At this point, the premise that should carve out the path in the coming years with respect to energy is obvious: do more with less. Not from a negative point of view — it is not about being cold or moving from place to place less — but from an attention-grabbing and, above all, innovative and intelligent perspective. To do this, the entire panorama must be reorganized, from daily routines to more complex matters.
What we can do
Beyond the classic energy-saving measures, such as opening and closing windows and blinds depending on the outside light to cool or heat the home, or not leaving electronic devices on 'standby' (they continue to consume electricity), there are more and more efficiency-based household measures that help reduce the climate impact and the electricity bill. Along with energy-efficient household appliances, photovoltaic self-consumption systems are one of the solutions with the greatest impact: in addition to generating our own energy, they allow us to easily monitor our energy use to make our consumption habits more efficient.
But, in particular, we can drive efficiency when building homes, applying basic sustainability concepts to increase energy savings and reduce CO2 emissions. Methods as simple as protecting the facade according to the geographical orientation of the house, designing an inverted roof to prevent energy loss, or installing windows with thermal breaks and low-emission glass can make a major individual contribution to improving energy consumption.

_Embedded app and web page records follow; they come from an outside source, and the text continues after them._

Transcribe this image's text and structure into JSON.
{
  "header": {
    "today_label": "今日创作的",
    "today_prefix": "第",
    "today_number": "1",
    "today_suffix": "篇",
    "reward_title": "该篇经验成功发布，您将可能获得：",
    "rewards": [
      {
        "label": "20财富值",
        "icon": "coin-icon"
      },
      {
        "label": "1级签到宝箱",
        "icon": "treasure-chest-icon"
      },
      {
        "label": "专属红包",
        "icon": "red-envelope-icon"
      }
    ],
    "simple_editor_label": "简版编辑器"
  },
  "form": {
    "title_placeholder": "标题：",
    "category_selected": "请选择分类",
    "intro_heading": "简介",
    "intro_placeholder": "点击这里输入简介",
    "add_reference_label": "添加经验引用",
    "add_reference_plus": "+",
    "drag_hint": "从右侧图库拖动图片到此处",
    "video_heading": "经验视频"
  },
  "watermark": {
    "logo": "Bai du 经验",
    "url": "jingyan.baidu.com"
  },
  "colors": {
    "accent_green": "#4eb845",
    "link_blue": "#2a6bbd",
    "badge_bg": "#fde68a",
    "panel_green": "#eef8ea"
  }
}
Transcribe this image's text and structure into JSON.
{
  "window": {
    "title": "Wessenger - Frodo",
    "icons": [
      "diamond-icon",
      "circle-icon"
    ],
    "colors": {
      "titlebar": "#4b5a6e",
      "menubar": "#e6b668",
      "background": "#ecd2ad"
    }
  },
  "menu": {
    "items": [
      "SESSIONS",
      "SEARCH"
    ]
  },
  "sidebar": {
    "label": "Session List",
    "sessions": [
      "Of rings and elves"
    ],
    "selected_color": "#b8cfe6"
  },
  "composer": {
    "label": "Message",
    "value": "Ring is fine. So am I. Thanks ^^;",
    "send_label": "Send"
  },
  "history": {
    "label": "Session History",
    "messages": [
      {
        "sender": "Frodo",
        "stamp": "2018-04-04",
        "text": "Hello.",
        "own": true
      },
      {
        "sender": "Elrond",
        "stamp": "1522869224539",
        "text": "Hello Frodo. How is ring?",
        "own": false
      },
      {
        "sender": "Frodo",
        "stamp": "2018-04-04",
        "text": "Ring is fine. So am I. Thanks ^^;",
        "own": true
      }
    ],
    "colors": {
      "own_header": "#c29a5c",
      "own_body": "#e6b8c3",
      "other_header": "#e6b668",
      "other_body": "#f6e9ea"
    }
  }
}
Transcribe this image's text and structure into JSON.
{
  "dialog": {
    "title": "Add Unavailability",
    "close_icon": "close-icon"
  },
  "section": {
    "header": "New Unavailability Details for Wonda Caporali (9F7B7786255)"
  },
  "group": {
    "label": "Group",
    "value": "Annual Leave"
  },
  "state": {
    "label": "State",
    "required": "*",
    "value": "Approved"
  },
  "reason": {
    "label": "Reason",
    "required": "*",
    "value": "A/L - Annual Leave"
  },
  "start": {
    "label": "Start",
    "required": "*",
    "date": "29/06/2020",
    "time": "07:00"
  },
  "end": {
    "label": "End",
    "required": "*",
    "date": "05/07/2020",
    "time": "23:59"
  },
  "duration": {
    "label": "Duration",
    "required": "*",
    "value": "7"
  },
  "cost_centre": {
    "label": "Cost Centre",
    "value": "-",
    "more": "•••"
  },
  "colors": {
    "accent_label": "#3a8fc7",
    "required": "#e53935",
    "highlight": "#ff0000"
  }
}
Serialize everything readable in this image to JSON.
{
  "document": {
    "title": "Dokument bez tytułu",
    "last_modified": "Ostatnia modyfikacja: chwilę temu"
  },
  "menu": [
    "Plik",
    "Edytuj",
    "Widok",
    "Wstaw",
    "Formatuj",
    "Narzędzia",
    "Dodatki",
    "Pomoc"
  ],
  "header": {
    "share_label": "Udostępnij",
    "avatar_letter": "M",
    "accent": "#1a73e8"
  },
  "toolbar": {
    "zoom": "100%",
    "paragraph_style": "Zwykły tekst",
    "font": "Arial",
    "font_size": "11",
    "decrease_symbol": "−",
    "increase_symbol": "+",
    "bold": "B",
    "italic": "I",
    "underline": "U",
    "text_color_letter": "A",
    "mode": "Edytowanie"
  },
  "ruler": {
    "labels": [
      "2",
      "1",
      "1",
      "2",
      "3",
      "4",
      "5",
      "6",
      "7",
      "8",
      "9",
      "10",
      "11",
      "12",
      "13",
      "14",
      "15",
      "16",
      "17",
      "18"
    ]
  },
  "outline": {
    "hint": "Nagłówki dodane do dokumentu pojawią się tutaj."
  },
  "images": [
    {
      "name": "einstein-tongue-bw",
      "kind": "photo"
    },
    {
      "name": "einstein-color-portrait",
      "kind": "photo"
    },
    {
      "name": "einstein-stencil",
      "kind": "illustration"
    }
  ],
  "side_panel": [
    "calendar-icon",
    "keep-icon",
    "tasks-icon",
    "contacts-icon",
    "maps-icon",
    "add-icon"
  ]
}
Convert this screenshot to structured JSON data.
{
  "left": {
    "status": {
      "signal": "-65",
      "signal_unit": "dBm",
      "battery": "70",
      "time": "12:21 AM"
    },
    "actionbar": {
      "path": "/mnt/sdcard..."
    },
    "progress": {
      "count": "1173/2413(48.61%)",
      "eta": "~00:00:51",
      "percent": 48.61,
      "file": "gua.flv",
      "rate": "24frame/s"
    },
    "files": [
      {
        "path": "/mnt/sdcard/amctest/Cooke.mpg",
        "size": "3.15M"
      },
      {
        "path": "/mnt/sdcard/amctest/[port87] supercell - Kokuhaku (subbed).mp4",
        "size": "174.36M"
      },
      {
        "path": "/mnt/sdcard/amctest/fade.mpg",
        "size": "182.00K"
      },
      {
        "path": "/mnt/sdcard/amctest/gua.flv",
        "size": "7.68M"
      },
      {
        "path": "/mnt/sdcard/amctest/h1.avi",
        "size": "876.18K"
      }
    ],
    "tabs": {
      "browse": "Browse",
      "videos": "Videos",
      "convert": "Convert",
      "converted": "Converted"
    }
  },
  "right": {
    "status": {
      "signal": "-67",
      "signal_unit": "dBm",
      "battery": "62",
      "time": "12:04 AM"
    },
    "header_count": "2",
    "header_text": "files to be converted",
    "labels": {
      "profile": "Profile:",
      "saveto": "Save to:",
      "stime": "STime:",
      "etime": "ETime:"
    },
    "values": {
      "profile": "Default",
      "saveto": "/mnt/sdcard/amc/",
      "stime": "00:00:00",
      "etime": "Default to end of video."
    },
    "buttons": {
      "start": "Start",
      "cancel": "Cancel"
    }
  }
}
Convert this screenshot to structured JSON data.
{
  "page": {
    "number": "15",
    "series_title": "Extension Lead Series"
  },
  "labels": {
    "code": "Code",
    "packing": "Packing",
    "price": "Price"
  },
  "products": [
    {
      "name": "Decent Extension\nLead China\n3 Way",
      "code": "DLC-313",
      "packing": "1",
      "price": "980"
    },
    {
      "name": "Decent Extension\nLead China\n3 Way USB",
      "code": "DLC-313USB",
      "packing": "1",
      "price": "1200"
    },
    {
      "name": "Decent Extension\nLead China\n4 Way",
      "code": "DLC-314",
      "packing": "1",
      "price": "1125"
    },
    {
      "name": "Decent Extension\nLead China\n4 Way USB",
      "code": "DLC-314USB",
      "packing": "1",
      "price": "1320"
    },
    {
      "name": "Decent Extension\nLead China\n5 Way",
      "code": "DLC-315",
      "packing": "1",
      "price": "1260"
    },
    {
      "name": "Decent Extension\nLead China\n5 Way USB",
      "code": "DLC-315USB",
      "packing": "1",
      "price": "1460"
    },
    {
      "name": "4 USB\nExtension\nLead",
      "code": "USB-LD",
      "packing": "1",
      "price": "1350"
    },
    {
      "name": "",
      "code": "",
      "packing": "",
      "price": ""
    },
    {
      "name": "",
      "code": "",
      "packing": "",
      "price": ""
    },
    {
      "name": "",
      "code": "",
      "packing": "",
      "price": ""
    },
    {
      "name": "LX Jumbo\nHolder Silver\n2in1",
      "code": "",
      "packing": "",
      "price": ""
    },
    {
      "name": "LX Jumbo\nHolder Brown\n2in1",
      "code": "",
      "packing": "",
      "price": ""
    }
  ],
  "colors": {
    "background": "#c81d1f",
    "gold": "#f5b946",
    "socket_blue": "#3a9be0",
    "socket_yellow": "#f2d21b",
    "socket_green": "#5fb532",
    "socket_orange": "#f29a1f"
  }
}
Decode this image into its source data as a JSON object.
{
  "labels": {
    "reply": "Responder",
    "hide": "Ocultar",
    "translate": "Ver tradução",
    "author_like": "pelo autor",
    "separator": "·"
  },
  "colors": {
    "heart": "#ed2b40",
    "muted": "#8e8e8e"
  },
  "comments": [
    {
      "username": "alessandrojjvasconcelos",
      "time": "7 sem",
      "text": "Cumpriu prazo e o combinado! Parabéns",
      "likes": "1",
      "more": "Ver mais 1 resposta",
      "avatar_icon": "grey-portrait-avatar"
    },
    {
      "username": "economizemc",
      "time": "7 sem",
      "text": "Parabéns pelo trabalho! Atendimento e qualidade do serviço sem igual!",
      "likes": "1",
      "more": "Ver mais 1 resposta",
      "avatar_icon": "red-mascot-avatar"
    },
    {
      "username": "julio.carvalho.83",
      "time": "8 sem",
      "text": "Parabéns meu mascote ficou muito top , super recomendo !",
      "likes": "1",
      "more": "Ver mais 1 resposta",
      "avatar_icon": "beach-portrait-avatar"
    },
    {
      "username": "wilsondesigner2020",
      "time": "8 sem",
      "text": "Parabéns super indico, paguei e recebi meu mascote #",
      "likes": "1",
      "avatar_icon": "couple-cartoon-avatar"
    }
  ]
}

Other aspects, such as mobility, can also contribute to more responsible consumption. According to the International Energy Agency (IEA), reducing the maximum speed on highways and freeways by 10 kilometers per hour would save about 290,000 barrels of oil per day. These figures are corroborated by the Spanish Directorate-General of Traffic (DGT - Dirección General de Tráfico), which points out that going from 90 to 120 kilometers per hour means a 30% increase in consumption. Based on this data, a near-symbolic reduction in speed is key to optimizing fuel consumption when driving. These measures, in addition to other more obvious ones, such as using public transport, electric mobility, or biofuels, or taking advantage of carsharing in cities, helps accelerate the effort of institutions.
Similarly, businesses and industries can (and should) also reduce their impact through energy efficiency. For example, in addition to implementing efficiency technologies in its Energy Parks, such as those designed to harness residual heat in its processes, Cepsa is installing photovoltaic solar panels at its service stations to achieve self-sufficiency and feed the surplus into the grid, with plans for all to operate with this 100% renewable energy by 2023.
Although efficiency sometimes goes unnoticed, these contributions are real pillars on which to build a greener world. Active awareness on the part of society is one of the keys to ensuring that the energy transition remains at the heart of the strategy. Otherwise, if decarbonization is not achieved on schedule, the future will be unpredictable. The power to avoid an uncertain future resides in all of us.